Grant committees & research advisory boards
- 2006: European Society of Cardiology, Nucleus of Basic Science Committee
- 2020: Frontiers in Physiology (Associate Editor)
- 2020: Frontiers in Sports and Active Living (Associate Editor)
- 2006 - 2008: Frontiers in Bioscience (Guest Editor)
Professional & learned societies
- 2010: Fellow, European Society of Cardiology
- 2008: Fellow, The Higher Education Academy
- 2006: Member, The Physiological Society
- 2002: Member, European Society of Cardiology
- 1999: Member, American College of Sports Medicine
Selected international presentations
- 2019: Arctic University of Norway (Tromso, Norway)
- 2018: Ulm University (Ulm, Germany)
- 2016: International Society of Heart Research (Buenos Aires, Argentina)
- 2015: European Society of Cardiology (Lisbon, Portugal)
- 2015: Northern Cardiovascular Research Group (Newcastle, UK)
- 2014: European Society of Cardiology (Amsterdam, The Netherlands)
- 2014: Biophysical Society (San Francisco, USA)
- 2014: University of Leeds (Leeds, UK)
- 2013: Capital University of Physical Education and Sports (Beijing, China)
- 2013: Exercise in Medicine (Trondheim, Norway)
- 2012: European Society of Cardiology (Munich, Germany)
- 2011: KG Jebsen Center of Excellence (Trondheim, Norway)

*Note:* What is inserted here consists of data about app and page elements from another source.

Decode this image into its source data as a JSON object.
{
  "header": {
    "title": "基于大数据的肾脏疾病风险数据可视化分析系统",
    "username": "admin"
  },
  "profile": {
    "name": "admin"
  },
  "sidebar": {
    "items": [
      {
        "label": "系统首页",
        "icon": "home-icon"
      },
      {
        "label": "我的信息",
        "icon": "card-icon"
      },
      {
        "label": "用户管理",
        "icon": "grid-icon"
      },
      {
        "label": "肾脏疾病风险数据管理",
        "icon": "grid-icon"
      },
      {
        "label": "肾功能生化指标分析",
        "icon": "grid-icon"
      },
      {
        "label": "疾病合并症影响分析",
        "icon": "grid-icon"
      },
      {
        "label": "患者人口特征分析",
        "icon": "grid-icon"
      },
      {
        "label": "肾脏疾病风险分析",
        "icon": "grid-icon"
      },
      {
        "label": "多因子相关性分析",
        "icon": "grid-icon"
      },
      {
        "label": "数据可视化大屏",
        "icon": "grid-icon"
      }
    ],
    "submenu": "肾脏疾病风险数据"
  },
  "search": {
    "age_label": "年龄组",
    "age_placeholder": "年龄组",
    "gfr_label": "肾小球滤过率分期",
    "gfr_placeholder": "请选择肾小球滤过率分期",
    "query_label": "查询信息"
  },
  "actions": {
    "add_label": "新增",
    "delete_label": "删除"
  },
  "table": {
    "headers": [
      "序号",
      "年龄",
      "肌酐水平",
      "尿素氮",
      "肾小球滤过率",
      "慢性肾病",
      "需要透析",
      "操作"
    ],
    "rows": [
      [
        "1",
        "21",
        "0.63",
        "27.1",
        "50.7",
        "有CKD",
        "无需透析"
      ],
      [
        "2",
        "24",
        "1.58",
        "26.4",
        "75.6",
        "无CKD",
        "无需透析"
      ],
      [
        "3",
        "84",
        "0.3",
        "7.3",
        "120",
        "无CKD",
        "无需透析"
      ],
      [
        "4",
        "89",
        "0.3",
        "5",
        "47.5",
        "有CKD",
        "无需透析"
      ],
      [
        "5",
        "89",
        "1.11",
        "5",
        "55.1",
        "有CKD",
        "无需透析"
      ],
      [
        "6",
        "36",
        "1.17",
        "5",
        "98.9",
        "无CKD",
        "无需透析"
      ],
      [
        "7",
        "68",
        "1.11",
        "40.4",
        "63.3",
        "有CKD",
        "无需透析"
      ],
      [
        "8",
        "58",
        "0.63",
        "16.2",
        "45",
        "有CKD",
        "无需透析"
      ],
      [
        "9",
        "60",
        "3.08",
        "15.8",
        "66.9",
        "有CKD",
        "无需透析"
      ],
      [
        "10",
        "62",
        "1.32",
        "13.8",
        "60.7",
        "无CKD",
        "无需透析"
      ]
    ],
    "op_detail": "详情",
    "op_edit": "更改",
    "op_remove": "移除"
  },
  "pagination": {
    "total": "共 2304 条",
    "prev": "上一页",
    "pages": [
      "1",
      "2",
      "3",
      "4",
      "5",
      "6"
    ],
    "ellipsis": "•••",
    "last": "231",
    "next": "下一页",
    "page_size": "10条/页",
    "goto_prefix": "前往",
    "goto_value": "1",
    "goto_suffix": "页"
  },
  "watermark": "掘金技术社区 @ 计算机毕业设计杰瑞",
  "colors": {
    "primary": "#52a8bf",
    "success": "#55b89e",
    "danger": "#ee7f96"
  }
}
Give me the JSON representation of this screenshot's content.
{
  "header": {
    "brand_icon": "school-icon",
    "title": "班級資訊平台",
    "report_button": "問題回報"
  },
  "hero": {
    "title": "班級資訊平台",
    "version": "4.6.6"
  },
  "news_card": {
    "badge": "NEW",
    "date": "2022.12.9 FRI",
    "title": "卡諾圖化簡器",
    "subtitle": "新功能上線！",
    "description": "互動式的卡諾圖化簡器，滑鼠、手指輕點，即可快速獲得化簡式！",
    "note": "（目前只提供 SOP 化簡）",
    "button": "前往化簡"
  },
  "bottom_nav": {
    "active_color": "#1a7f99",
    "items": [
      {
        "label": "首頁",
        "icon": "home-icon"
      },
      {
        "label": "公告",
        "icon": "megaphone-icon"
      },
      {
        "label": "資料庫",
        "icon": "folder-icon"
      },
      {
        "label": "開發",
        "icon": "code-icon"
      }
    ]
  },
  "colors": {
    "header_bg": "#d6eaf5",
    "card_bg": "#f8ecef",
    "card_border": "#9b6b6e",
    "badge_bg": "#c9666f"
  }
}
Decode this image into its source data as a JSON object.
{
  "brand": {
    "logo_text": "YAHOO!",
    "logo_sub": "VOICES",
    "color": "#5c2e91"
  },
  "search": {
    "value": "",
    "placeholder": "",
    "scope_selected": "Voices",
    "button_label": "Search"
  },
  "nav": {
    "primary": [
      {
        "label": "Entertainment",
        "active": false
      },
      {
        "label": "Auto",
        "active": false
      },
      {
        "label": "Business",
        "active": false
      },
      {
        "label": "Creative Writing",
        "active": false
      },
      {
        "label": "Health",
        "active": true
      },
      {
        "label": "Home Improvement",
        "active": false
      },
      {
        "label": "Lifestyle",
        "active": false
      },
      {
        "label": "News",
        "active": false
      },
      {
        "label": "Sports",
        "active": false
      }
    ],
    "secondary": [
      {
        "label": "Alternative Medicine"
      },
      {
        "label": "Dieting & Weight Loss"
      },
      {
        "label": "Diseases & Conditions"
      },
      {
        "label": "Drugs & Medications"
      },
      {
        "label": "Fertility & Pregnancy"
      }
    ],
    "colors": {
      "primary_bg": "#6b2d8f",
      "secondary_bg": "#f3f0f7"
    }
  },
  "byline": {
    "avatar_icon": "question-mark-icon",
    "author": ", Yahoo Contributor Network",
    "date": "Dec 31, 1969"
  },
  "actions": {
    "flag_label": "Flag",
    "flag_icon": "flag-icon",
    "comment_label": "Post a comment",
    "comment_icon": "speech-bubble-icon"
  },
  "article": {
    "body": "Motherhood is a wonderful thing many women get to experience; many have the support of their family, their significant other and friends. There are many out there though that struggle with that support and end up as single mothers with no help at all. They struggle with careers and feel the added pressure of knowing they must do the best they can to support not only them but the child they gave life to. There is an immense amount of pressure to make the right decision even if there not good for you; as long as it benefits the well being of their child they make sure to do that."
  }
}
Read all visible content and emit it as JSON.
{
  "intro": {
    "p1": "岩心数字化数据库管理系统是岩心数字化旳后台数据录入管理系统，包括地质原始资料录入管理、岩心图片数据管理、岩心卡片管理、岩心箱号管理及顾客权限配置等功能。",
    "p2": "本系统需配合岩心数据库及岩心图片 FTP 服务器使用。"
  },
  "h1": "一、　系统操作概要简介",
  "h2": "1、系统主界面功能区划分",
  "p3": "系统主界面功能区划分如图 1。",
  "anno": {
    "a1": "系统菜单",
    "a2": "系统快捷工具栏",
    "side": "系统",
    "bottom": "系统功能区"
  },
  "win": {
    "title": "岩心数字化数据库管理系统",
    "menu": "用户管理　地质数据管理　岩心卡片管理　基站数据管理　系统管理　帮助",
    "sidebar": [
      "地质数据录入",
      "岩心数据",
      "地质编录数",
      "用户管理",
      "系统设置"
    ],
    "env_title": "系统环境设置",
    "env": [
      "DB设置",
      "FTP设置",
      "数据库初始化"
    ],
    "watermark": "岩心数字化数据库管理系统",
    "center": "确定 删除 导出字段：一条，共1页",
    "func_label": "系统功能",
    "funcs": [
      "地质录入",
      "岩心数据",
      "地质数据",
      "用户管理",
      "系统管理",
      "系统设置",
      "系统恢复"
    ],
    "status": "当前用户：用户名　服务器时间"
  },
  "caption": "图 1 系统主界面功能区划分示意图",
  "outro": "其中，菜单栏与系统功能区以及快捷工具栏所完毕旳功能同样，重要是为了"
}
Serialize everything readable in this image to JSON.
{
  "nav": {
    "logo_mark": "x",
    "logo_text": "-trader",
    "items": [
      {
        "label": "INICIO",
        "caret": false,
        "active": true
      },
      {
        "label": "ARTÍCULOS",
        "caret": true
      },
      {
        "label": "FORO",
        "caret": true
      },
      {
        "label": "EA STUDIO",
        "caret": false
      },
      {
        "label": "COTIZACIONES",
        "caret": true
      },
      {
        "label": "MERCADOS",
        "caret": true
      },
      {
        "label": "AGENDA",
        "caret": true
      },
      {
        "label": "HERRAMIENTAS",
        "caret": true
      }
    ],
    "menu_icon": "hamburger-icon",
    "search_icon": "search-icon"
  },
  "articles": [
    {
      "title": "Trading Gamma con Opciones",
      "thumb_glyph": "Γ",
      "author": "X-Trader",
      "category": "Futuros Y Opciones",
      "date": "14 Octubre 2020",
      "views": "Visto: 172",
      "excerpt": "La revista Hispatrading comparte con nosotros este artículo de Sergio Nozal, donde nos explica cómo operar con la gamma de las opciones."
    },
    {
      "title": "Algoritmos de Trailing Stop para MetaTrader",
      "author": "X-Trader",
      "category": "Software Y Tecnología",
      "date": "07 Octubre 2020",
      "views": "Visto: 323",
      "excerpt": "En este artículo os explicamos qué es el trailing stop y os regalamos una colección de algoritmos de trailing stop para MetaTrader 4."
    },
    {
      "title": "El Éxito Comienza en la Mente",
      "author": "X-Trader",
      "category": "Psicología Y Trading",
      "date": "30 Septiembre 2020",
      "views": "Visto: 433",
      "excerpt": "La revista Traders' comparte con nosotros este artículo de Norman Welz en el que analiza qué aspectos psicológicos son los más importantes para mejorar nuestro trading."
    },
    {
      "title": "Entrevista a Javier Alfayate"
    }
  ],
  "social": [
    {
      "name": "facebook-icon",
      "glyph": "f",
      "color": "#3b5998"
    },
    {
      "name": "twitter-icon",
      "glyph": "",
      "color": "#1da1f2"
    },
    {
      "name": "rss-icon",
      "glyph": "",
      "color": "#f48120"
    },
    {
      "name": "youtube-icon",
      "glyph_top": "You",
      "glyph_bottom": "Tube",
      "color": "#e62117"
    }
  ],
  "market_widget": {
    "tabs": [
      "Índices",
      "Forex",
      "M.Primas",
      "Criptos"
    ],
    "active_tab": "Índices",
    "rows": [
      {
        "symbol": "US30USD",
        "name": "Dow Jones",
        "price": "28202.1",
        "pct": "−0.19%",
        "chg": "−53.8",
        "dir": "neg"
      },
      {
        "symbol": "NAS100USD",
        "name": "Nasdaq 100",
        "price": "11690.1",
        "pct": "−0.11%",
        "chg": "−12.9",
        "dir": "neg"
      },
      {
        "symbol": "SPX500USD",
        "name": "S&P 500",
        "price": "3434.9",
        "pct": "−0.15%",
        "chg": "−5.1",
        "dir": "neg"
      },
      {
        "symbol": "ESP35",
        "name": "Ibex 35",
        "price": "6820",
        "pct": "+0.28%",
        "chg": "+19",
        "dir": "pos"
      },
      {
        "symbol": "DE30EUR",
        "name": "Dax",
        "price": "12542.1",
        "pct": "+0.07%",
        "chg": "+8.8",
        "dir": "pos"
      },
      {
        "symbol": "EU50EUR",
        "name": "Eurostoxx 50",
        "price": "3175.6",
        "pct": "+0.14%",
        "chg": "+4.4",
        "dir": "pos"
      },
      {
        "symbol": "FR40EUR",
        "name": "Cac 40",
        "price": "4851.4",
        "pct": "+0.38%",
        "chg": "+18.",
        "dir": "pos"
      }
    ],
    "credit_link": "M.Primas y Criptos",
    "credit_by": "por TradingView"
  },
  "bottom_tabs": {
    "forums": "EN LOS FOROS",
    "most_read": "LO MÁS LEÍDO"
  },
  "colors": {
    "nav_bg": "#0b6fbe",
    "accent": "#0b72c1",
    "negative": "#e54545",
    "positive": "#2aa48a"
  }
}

- 2011: European Society of Cardiology (Paris, France)
- 2010: European Society of Cardiology (Stockholm, Sweden)
- 2010: The Physiological Society (Manchester, UK)
- 2010: Norwegian University of Science and Technology (Trondheim, Norway)
- 2010: European Society of Cardiology (Prague, Czech Republic)
- 2010: British Association of Sport and Exercise Sciences (Glasgow, UK)
- 2009: University of Leeds (Leeds, UK)
- 2009: European Society of Cardiology (Barcelona, Spain)
- 2008: Exercise in Medicine (Trondheim, Norway)
- 2008: European Society of Cardiology (Paris, France)
- 2008: The Physiological Society (Cambridge, UK)
- 2008: European Society of Cardiology (Munich, Germany)
- 2008: The Physiological Society (Manchester, UK)
- 2007: European Society of Cardiology (Madrid, Spain)
- 2007: European Society of Cardiology (Vienna, Austria)
- 2007: University of Strathclyde (Glasgow, UK)
- 2007: The Physiological Society (Glasgow, UK)
- 2007: Biophysical Society (Baltimore, USA)
- 2006: Northern Cardiovascular Research Group (Leeds, UK)
- 2006: University of California San Diego (San Diego, USA)
- 2006: Exercise in Medicine (Trondheim, Norway)
- 2005: Harvard Medical School (Boston, USA)
- 2004: Norwegian University of Science and Technology (Trondheim, Norway)
- 2003: Nordic Pediatric Cardiology (Oslo, Norway)